"If you're looking at a view of data that has a hierarchy that's different from the way you want to look at the data set, you've got two options, either change the underlying hierarchy or you can use Tableau," he explains. "Tableau doesn't change the underlying data set, [it] does all of the aggregation, all of the mapping for you automatically. This is really a classic problem in BI, [where] the data you want to look at is too detailed. It's basically creating ad hoc groups, we call them ad hoc groups, or binning and categorizing."
Another new amenity is an annotation feature, which lets users add free-form comments and dynamic data labels to Tableau visual displays. The idea, Brown says, is that such annotations are dynamic and are automatically repositioned by as a user continues to explore and analyze. "This whole idea of doing visual analysis and letting the user annotate, in Tableau 3.0, we've got free-form analysis.
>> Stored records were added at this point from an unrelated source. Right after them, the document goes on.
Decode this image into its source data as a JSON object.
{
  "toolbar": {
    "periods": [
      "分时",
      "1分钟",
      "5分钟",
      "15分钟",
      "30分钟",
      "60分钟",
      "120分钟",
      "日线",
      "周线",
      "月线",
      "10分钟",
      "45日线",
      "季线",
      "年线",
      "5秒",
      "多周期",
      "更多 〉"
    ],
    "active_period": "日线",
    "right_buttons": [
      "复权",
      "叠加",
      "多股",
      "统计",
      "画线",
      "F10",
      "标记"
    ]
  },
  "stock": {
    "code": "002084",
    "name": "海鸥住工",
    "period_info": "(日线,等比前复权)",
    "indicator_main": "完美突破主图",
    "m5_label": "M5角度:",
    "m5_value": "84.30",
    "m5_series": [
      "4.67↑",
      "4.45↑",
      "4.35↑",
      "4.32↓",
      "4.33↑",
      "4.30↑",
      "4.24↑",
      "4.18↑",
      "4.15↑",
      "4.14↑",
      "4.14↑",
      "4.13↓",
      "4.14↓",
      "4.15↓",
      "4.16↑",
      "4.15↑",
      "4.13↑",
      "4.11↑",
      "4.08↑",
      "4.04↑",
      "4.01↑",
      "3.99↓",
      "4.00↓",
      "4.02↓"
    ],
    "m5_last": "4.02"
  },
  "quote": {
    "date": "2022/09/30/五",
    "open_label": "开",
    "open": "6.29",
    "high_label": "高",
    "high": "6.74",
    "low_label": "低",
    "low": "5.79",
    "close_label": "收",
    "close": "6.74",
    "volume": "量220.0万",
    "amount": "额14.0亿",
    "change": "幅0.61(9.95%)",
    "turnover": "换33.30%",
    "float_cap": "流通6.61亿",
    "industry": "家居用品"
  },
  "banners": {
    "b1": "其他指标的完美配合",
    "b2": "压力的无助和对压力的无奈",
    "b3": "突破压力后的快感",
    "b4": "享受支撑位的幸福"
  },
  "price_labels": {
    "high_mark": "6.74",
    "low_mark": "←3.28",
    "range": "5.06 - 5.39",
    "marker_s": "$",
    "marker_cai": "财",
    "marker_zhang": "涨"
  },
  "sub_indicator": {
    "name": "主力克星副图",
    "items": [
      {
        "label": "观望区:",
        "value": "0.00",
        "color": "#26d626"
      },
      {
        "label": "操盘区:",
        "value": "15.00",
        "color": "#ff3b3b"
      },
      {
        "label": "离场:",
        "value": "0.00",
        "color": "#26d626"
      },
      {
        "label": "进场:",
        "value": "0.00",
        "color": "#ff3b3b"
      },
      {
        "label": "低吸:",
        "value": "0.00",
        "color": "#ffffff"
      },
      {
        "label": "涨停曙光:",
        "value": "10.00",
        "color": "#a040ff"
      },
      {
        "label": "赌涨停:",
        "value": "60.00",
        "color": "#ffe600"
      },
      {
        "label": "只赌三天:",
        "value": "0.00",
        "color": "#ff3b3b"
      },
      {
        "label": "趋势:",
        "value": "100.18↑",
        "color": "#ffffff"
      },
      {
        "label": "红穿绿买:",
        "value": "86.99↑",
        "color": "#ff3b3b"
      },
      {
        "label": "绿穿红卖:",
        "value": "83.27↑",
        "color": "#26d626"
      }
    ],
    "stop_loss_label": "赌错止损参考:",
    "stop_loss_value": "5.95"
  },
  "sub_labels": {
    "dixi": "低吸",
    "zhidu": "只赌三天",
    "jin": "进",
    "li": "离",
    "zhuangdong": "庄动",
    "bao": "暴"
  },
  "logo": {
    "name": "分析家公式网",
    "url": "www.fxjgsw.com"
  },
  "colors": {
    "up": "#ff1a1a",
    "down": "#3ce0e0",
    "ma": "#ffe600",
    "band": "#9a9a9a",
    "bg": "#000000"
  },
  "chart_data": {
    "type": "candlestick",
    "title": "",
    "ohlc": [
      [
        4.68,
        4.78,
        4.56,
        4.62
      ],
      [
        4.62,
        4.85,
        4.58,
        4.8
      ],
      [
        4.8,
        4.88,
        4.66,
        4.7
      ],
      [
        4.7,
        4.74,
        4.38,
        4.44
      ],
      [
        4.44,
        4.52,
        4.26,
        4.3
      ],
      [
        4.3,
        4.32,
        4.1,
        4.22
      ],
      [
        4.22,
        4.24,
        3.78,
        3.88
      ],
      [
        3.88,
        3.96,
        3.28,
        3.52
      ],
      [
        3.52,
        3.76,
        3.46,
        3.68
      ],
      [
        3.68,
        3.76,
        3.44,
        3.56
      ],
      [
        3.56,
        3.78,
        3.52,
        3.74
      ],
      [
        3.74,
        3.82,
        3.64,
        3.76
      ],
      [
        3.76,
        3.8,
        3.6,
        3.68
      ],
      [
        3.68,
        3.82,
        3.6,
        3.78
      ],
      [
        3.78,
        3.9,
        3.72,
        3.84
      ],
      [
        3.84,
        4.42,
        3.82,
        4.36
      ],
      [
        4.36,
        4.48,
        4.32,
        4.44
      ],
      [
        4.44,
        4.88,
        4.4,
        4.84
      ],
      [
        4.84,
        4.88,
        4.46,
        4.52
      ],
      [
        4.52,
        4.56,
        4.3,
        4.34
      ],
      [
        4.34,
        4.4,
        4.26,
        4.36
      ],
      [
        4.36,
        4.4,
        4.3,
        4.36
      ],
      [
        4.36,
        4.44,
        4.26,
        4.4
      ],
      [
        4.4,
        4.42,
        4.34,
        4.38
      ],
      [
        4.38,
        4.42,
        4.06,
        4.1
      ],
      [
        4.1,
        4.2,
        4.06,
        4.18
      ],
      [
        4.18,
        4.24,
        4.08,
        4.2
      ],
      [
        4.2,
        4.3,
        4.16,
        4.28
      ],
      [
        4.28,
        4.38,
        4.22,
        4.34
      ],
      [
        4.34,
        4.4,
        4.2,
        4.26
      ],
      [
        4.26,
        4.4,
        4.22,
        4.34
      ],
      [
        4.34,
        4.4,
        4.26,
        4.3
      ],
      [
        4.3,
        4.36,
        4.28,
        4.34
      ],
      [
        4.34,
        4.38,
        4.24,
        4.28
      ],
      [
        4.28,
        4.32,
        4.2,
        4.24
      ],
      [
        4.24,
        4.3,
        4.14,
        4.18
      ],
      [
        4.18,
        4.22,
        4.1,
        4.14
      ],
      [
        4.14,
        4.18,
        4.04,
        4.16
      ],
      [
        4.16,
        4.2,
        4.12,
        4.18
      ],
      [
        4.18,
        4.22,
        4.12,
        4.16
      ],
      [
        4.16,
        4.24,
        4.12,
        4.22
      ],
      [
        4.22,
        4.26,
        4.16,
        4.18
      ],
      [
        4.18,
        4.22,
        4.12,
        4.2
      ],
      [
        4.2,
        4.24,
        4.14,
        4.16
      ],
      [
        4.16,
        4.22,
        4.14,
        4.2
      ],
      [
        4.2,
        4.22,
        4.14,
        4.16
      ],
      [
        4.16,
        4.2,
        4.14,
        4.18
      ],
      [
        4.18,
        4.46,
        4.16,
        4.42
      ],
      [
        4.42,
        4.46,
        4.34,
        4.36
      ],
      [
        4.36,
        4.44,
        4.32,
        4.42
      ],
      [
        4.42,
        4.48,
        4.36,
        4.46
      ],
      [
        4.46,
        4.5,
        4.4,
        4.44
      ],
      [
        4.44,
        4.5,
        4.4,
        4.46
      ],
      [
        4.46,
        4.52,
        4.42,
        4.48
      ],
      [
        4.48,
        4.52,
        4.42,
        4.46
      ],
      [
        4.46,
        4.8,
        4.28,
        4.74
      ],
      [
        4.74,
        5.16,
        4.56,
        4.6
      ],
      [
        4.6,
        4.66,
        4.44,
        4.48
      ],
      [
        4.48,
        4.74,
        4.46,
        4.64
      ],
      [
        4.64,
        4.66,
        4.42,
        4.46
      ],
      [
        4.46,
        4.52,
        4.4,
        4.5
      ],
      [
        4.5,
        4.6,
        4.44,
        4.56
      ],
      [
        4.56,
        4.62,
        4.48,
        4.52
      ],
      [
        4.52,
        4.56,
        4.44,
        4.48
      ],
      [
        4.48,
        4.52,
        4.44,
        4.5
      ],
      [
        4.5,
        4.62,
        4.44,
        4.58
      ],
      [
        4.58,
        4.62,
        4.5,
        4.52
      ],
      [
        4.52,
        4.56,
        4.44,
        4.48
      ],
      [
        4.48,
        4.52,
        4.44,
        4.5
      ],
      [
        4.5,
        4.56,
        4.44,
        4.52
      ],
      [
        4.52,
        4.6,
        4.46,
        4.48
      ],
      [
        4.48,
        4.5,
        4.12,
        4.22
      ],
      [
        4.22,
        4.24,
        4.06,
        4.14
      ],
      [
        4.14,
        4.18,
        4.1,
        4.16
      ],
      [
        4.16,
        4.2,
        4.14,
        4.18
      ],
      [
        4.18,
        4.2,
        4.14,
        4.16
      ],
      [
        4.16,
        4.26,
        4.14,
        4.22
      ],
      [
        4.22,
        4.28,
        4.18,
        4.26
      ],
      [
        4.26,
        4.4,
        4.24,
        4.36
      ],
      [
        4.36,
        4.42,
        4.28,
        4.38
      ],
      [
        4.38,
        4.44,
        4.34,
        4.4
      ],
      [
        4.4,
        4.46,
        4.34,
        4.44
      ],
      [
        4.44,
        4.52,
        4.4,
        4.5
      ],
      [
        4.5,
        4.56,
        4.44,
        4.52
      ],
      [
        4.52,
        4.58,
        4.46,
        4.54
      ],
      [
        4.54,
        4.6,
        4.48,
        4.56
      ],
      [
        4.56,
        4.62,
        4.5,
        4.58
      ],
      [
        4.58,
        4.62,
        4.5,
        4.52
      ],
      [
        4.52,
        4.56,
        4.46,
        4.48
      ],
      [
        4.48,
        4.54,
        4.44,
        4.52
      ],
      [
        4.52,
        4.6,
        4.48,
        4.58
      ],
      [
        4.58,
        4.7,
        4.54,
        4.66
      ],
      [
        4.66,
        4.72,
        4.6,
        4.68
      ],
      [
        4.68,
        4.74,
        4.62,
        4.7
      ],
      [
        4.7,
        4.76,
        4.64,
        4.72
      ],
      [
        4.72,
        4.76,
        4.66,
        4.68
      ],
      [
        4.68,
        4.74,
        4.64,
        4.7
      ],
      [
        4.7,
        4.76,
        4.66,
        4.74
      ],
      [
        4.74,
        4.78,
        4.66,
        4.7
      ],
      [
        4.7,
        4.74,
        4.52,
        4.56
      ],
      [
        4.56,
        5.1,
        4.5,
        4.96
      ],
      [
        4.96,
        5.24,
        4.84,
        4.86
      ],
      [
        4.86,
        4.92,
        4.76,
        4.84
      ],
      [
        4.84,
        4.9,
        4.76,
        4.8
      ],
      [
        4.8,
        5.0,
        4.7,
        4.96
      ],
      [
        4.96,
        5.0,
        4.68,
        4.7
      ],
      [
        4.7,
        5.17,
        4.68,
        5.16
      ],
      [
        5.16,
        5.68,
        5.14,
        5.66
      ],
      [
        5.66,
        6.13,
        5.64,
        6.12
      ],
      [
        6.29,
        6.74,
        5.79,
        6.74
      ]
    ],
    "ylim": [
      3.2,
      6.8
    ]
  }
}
In other tools, you'd have to do your analysis and then move it out to PowerPoint to do a bunch of beautification," he argues. "What you get are very nice, professional, polished views that are annotated inside Tableau."
Nor is that all. Tableau 3.0 also features support for rich formatting. What this means, Brown explains, is that users can build presentation-ready tables that maintain their live connection to underlying data sources. Table formatting gives users control of fonts, colors, and shading on all axes, rows, and columns, Brown says. "A lot of people like text summaries. Reports are really useful. And now you can create these nice, rich, formatted reports, too."